(Extracted records)
+-------+

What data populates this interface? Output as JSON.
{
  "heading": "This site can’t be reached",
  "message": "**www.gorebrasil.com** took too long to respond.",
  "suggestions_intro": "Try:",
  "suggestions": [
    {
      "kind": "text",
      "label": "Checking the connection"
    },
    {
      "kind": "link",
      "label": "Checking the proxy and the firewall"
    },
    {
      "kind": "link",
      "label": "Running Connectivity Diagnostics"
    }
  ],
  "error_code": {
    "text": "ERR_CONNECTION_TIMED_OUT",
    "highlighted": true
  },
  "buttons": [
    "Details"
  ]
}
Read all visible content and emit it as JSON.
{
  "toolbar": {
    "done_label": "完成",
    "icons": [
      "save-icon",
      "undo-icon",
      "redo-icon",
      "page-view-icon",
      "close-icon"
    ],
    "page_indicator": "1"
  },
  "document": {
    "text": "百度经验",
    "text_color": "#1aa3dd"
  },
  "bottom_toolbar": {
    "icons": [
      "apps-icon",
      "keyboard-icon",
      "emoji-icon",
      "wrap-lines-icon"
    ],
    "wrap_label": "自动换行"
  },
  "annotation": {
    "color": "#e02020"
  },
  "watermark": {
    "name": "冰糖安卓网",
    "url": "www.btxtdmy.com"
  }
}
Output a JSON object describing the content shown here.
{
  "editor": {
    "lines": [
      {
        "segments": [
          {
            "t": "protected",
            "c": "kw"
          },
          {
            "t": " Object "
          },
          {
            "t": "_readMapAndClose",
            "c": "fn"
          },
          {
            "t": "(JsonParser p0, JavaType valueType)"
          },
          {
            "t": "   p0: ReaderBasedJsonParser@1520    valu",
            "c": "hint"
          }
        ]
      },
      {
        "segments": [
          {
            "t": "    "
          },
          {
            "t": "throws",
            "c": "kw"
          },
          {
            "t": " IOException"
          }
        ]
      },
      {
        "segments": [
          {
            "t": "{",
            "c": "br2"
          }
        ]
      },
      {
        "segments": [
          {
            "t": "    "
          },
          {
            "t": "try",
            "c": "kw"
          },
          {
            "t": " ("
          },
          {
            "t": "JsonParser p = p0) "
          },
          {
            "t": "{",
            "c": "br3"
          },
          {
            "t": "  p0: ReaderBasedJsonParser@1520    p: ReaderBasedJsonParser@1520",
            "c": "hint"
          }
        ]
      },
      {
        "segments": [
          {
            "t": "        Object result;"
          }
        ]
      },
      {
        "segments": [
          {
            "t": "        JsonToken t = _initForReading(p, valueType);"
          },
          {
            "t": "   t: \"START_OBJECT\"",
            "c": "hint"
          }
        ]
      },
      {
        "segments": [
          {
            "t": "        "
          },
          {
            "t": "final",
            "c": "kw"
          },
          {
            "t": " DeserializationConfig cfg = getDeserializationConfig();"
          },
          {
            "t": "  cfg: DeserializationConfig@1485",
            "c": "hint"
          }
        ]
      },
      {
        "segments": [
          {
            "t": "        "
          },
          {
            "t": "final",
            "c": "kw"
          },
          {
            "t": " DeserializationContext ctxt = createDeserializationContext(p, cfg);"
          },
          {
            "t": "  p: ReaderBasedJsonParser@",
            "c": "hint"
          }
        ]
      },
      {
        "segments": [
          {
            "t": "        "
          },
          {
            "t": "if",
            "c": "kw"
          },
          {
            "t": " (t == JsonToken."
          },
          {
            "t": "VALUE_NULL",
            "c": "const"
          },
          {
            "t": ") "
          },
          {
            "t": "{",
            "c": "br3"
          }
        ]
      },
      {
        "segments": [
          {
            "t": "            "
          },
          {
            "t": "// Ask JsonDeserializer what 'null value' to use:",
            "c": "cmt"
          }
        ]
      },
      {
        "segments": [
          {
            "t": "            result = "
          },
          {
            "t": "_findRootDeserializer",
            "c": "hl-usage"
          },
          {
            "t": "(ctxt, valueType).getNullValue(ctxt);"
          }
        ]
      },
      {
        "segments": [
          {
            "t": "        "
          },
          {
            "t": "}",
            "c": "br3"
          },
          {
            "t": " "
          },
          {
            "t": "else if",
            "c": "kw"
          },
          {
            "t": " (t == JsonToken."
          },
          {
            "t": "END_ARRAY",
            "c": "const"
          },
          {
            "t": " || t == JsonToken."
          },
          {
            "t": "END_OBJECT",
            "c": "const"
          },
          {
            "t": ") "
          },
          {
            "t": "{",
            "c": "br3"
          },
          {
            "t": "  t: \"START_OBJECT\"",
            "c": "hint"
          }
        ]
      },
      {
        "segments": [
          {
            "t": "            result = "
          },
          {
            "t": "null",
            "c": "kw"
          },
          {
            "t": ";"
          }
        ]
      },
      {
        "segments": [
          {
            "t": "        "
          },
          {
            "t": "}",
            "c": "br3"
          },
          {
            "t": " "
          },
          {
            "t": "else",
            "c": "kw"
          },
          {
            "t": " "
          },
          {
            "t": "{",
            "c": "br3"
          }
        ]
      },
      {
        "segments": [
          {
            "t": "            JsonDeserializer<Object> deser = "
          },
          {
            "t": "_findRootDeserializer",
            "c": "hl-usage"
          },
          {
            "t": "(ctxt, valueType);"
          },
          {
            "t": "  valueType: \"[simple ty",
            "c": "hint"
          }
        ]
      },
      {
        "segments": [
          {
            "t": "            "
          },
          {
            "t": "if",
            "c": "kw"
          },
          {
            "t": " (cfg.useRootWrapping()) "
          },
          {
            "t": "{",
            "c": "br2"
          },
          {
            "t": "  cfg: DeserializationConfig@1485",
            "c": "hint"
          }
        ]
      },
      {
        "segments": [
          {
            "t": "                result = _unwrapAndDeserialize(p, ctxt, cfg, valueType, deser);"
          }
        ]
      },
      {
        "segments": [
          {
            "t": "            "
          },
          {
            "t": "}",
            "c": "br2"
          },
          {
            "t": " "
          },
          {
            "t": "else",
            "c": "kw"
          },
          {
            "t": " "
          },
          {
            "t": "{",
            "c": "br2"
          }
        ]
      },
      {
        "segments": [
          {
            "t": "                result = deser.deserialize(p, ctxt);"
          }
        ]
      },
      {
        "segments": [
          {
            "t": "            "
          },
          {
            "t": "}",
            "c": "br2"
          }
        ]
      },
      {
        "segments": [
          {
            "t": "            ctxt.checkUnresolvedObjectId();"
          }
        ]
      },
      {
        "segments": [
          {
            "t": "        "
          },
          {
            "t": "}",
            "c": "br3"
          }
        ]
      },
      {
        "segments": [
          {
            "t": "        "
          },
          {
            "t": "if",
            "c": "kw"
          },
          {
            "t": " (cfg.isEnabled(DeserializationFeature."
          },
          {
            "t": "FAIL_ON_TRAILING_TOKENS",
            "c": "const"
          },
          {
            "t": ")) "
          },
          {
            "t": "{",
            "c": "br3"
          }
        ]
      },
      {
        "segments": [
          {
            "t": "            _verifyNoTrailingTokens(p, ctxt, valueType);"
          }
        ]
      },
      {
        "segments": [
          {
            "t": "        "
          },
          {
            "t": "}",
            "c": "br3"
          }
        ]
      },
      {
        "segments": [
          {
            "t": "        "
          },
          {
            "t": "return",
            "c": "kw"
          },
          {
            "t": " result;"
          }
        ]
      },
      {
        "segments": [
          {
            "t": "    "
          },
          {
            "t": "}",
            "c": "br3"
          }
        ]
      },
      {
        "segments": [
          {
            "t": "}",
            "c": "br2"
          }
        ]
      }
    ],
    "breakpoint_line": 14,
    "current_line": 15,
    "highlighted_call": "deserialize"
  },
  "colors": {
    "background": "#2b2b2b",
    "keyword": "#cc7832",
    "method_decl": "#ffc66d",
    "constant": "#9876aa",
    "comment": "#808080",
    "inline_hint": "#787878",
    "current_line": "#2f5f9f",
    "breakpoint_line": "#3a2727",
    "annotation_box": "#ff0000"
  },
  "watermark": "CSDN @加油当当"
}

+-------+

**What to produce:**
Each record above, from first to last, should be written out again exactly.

**Expected answer:**
What data populates this interface? Output as JSON.
{
  "heading": "This site can’t be reached",
  "message": "**www.gorebrasil.com** took too long to respond.",
  "suggestions_intro": "Try:",
  "suggestions": [
    {
      "kind": "text",
      "label": "Checking the connection"
    },
    {
      "kind": "link",
      "label": "Checking the proxy and the firewall"
    },
    {
      "kind": "link",
      "label": "Running Connectivity Diagnostics"
    }
  ],
  "error_code": {
    "text": "ERR_CONNECTION_TIMED_OUT",
    "highlighted": true
  },
  "buttons": [
    "Details"
  ]
}
Read all visible content and emit it as JSON.
{
  "toolbar": {
    "done_label": "完成",
    "icons": [
      "save-icon",
      "undo-icon",
      "redo-icon",
      "page-view-icon",
      "close-icon"
    ],
    "page_indicator": "1"
  },
  "document": {
    "text": "百度经验",
    "text_color": "#1aa3dd"
  },
  "bottom_toolbar": {
    "icons": [
      "apps-icon",
      "keyboard-icon",
      "emoji-icon",
      "wrap-lines-icon"
    ],
    "wrap_label": "自动换行"
  },
  "annotation": {
    "color": "#e02020"
  },
  "watermark": {
    "name": "冰糖安卓网",
    "url": "www.btxtdmy.com"
  }
}
Output a JSON object describing the content shown here.
{
  "editor": {
    "lines": [
      {
        "segments": [
          {
            "t": "protected",
            "c": "kw"
          },
          {
            "t": " Object "
          },
          {
            "t": "_readMapAndClose",
            "c": "fn"
          },
          {
            "t": "(JsonParser p0, JavaType valueType)"
          },
          {
            "t": "   p0: ReaderBasedJsonParser@1520    valu",
            "c": "hint"
          }
        ]
      },
      {
        "segments": [
          {
            "t": "    "
          },
          {
            "t": "throws",
            "c": "kw"
          },
          {
            "t": " IOException"
          }
        ]
      },
      {
        "segments": [
          {
            "t": "{",
            "c": "br2"
          }
        ]
      },
      {
        "segments": [
          {
            "t": "    "
          },
          {
            "t": "try",
            "c": "kw"
          },
          {
            "t": " ("
          },
          {
            "t": "JsonParser p = p0) "
          },
          {
            "t": "{",
            "c": "br3"
          },
          {
            "t": "  p0: ReaderBasedJsonParser@1520    p: ReaderBasedJsonParser@1520",
            "c": "hint"
          }
        ]
      },
      {
        "segments": [
          {
            "t": "        Object result;"
          }
        ]
      },
      {
        "segments": [
          {
            "t": "        JsonToken t = _initForReading(p, valueType);"
          },
          {
            "t": "   t: \"START_OBJECT\"",
            "c": "hint"
          }
        ]
      },
      {
        "segments": [
          {
            "t": "        "
          },
          {
            "t": "final",
            "c": "kw"
          },
          {
            "t": " DeserializationConfig cfg = getDeserializationConfig();"
          },
          {
            "t": "  cfg: DeserializationConfig@1485",
            "c": "hint"
          }
        ]
      },
      {
        "segments": [
          {
            "t": "        "
          },
          {
            "t": "final",
            "c": "kw"
          },
          {
            "t": " DeserializationContext ctxt = createDeserializationContext(p, cfg);"
          },
          {
            "t": "  p: ReaderBasedJsonParser@",
            "c": "hint"
          }
        ]
      },
      {
        "segments": [
          {
            "t": "        "
          },
          {
            "t": "if",
            "c": "kw"
          },
          {
            "t": " (t == JsonToken."
          },
          {
            "t": "VALUE_NULL",
            "c": "const"
          },
          {
            "t": ") "
          },
          {
            "t": "{",
            "c": "br3"
          }
        ]
      },
      {
        "segments": [
          {
            "t": "            "
          },
          {
            "t": "// Ask JsonDeserializer what 'null value' to use:",
            "c": "cmt"
          }
        ]
      },
      {
        "segments": [
          {
            "t": "            result = "
          },
          {
            "t": "_findRootDeserializer",
            "c": "hl-usage"
          },
          {
            "t": "(ctxt, valueType).getNullValue(ctxt);"
          }
        ]
      },
      {
        "segments": [
          {
            "t": "        "
          },
          {
            "t": "}",
            "c": "br3"
          },
          {
            "t": " "
          },
          {
            "t": "else if",
            "c": "kw"
          },
          {
            "t": " (t == JsonToken."
          },
          {
            "t": "END_ARRAY",
            "c": "const"
          },
          {
            "t": " || t == JsonToken."
          },
          {
            "t": "END_OBJECT",
            "c": "const"
          },
          {
            "t": ") "
          },
          {
            "t": "{",
            "c": "br3"
          },
          {
            "t": "  t: \"START_OBJECT\"",
            "c": "hint"
          }
        ]
      },
      {
        "segments": [
          {
            "t": "            result = "
          },
          {
            "t": "null",
            "c": "kw"
          },
          {
            "t": ";"
          }
        ]
      },
      {
        "segments": [
          {
            "t": "        "
          },
          {
            "t": "}",
            "c": "br3"
          },
          {
            "t": " "
          },
          {
            "t": "else",
            "c": "kw"
          },
          {
            "t": " "
          },
          {
            "t": "{",
            "c": "br3"
          }
        ]
      },
      {
        "segments": [
          {
            "t": "            JsonDeserializer<Object> deser = "
          },
          {
            "t": "_findRootDeserializer",
            "c": "hl-usage"
          },
          {
            "t": "(ctxt, valueType);"
          },
          {
            "t": "  valueType: \"[simple ty",
            "c": "hint"
          }
        ]
      },
      {
        "segments": [
          {
            "t": "            "
          },
          {
            "t": "if",
            "c": "kw"
          },
          {
            "t": " (cfg.useRootWrapping()) "
          },
          {
            "t": "{",
            "c": "br2"
          },
          {
            "t": "  cfg: DeserializationConfig@1485",
            "c": "hint"
          }
        ]
      },
      {
        "segments": [
          {
            "t": "                result = _unwrapAndDeserialize(p, ctxt, cfg, valueType, deser);"
          }
        ]
      },
      {
        "segments": [
          {
            "t": "            "
          },
          {
            "t": "}",
            "c": "br2"
          },
          {
            "t": " "
          },
          {
            "t": "else",
            "c": "kw"
          },
          {
            "t": " "
          },
          {
            "t": "{",
            "c": "br2"
          }
        ]
      },
      {
        "segments": [
          {
            "t": "                result = deser.deserialize(p, ctxt);"
          }
        ]
      },
      {
        "segments": [
          {
            "t": "            "
          },
          {
            "t": "}",
            "c": "br2"
          }
        ]
      },
      {
        "segments": [
          {
            "t": "            ctxt.checkUnresolvedObjectId();"
          }
        ]
      },
      {
        "segments": [
          {
            "t": "        "
          },
          {
            "t": "}",
            "c": "br3"
          }
        ]
      },
      {
        "segments": [
          {
            "t": "        "
          },
          {
            "t": "if",
            "c": "kw"
          },
          {
            "t": " (cfg.isEnabled(DeserializationFeature."
          },
          {
            "t": "FAIL_ON_TRAILING_TOKENS",
            "c": "const"
          },
          {
            "t": ")) "
          },
          {
            "t": "{",
            "c": "br3"
          }
        ]
      },
      {
        "segments": [
          {
            "t": "            _verifyNoTrailingTokens(p, ctxt, valueType);"
          }
        ]
      },
      {
        "segments": [
          {
            "t": "        "
          },
          {
            "t": "}",
            "c": "br3"
          }
        ]
      },
      {
        "segments": [
          {
            "t": "        "
          },
          {
            "t": "return",
            "c": "kw"
          },
          {
            "t": " result;"
          }
        ]
      },
      {
        "segments": [
          {
            "t": "    "
          },
          {
            "t": "}",
            "c": "br3"
          }
        ]
      },
      {
        "segments": [
          {
            "t": "}",
            "c": "br2"
          }
        ]
      }
    ],
    "breakpoint_line": 14,
    "current_line": 15,
    "highlighted_call": "deserialize"
  },
  "colors": {
    "background": "#2b2b2b",
    "keyword": "#cc7832",
    "method_decl": "#ffc66d",
    "constant": "#9876aa",
    "comment": "#808080",
    "inline_hint": "#787878",
    "current_line": "#2f5f9f",
    "breakpoint_line": "#3a2727",
    "annotation_box": "#ff0000"
  },
  "watermark": "CSDN @加油当当"
}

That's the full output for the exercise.